I heard about the first four moves, but the latter five I experienced as his young son. These were traumatic experiences for me. I was perfectly content in each house and did not want to move. Every time we moved, even if it was to a larger or better house, I longed for the earlier house and mourned its loss with endless nostalgia. Given the chance, I would have preferred to die in the house in which I was born, just like my great grandfather.
But, while my houses changed, so did the world around it. The Web grew; email became common; we all started sending photos to friends and calling them across continents. My children went to college in other countries, but they called me and wrote me often. I could enjoy new friends and colleagues without losing my link with older acquaintances. When my daughter graduated and threw her cap in the air, I could see the Pyramids at the back in a video.
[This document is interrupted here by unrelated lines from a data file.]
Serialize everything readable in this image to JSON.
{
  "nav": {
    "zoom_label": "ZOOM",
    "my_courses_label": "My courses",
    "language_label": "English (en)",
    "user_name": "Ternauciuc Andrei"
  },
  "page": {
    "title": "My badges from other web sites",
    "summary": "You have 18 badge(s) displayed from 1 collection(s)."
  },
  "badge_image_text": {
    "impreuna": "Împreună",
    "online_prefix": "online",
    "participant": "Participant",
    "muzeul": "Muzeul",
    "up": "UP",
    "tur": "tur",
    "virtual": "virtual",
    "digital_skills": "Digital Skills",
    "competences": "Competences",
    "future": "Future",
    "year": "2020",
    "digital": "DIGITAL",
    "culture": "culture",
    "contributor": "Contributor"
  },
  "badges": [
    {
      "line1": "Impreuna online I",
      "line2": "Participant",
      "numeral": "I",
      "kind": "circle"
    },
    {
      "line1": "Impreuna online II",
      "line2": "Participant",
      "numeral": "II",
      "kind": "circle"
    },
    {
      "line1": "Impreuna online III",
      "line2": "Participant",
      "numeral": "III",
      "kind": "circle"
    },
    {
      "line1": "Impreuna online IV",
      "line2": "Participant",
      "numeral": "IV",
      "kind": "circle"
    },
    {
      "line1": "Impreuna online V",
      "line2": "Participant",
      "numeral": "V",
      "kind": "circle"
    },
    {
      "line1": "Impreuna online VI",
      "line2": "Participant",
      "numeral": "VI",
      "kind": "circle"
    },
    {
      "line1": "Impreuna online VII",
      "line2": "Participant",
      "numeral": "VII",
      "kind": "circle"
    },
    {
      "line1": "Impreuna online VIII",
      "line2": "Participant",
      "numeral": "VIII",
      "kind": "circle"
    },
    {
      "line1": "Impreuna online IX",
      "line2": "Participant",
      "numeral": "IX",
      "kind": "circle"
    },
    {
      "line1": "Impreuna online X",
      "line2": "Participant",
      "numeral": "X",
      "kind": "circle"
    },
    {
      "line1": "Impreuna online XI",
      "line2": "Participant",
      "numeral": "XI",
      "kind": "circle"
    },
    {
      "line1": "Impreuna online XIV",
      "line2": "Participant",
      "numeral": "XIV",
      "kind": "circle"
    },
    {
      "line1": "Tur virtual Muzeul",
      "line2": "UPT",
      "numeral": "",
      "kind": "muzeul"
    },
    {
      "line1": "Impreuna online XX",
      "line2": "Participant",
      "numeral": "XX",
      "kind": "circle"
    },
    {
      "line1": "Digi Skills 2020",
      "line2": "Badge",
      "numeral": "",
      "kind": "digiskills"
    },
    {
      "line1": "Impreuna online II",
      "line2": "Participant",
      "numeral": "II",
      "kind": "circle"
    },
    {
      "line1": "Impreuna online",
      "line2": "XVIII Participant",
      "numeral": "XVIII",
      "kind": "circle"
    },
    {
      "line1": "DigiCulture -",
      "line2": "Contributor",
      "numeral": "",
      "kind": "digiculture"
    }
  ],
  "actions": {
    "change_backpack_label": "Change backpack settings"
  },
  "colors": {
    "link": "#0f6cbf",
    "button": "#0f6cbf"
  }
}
When I flew to Cuba I could Skype and tell her what I was seeing. The loss had become a little bearable.
I would have indeed liked, like my great grandfather, to have died in the house where I was born, in a tiny brick cottage in central India on a cloudy autumn morning (said my mother), but I am not unhappy that my children seem destined to live in many more than the thirty houses I have lived in.